Want to build up muscle but not seeing any results? Give this back exercise a try!
If you’re still wondering why you’re not building and toning, chances are you spend time in the gym doing too many crunches and bicep curls. If you want serious total body mass, you’ve got to incorporate the large muscle groups in the body. Squats and deadlifts take the game in building lower body mass and aiding in upper body building, while pull-ups complete the trifecta of exercise you should be doing.
Today I’m going to focus on three pull-up variations you should progress through in your workouts. As you work to target your latissimus dorsi, you’re working ten other smaller muscle groups, including the triceps. Talk about multitasking!
As you’re gaining strength, assisted pull-ups are a great way to approach this exercise. What you’ll need to get started is an assisted pull-up machine or pull-up bar with a heavy resistance band.
Grasp a pull-up bar or handles on the widest grips—overhand.
On an assisted machine, place your feet or your knees on the support pad and lower it down until your knees, hips, and shoulders are in a straight line. This is your starting position. (If you’re using a hanging resistance band you’ll place one foot or knee into the band to help support your weight.)
Pull your body up until your neck reaches the height of your hands and squeeze to engage the back with a pause at the top.
Lower your body down until you reach the starting position.
Bodyweight pull-ups are the king of all exercises. In addition to building strength and muscle, it is a big feat to be able to do multiple successful reps of pull-ups. Be proud that you’re at this point!
Grasp a pull-up bar on the widest grips—overhand.

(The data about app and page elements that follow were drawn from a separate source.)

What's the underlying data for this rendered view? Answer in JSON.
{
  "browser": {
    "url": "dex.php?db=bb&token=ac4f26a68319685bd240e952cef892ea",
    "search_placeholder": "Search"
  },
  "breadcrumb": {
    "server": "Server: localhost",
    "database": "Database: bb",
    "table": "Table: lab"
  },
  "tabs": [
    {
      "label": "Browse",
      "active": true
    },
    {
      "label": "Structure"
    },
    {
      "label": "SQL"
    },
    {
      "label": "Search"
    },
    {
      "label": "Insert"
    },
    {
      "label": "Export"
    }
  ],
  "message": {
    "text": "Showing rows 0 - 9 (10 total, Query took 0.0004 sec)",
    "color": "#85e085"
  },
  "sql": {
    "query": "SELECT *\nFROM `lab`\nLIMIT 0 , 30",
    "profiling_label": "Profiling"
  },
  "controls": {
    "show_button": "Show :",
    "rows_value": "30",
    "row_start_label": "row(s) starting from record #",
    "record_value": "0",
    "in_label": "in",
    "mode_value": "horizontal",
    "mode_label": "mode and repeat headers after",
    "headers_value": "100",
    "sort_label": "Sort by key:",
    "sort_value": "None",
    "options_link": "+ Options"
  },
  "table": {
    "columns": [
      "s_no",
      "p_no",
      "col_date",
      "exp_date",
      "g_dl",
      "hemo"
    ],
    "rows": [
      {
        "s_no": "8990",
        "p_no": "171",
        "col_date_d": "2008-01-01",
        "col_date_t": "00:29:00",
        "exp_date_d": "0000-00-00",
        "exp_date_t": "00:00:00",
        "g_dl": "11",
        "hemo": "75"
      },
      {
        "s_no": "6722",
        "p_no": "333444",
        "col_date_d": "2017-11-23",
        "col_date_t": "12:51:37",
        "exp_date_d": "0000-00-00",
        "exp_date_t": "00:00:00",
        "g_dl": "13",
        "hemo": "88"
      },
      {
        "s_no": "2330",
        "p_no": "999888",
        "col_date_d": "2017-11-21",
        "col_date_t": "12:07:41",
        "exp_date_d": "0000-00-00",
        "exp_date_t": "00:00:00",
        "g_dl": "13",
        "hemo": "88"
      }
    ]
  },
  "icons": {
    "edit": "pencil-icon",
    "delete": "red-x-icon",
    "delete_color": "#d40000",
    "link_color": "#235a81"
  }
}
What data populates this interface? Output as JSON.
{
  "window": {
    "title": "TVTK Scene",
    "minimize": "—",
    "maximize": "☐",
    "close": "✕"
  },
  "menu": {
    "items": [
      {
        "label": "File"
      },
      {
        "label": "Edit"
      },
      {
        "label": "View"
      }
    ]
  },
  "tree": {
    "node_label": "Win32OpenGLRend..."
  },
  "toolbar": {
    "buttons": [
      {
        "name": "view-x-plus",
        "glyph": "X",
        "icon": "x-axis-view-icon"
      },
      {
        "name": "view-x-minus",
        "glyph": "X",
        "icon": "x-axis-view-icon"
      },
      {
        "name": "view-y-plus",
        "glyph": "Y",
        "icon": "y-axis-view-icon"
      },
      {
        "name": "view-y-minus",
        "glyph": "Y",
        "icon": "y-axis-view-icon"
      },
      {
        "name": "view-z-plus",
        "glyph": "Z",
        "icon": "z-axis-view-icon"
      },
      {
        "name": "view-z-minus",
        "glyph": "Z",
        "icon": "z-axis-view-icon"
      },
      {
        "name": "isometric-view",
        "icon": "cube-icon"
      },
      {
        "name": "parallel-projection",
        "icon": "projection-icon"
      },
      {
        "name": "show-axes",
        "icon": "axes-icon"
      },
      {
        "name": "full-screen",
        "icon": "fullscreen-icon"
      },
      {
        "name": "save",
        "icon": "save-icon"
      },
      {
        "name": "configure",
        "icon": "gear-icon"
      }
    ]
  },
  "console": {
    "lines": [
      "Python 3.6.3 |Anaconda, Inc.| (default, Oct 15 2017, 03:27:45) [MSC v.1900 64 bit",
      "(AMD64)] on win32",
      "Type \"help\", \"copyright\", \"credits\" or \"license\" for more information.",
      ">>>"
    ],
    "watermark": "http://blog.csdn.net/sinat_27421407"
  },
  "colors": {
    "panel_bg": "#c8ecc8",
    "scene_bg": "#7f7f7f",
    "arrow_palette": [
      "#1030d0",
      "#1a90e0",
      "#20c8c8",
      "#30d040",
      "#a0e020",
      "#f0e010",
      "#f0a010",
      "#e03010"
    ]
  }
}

Let your legs hang below you without touching the ground. You can cross your ankles and keep your knees slightly bent.
With your body hanging and your arms fully extended, engage your core and your back to pull your body up until your neck reaches the height of your hands. Squeeze and engage at the top before slowly lowering your body back down to a full hanging position.
Take an already awesome exercise to another level with this over-the-top variation to pull-ups. Weighted pull-ups simply mean you’re adding to the weight of your own body. You will want to start light (5–10 lbs) and work your way up as you build strength. You can use a waist belt to hold the weight or, if you’re using lighter weight to start, you can hold a dumbbell between your feet or knees.
Begin the same way you would with bodyweight pull-ups.
Leg the weight hang off of your waist and complete as many full pull-ups as you can.
Drop the weight and continue to pull up until you reach failure.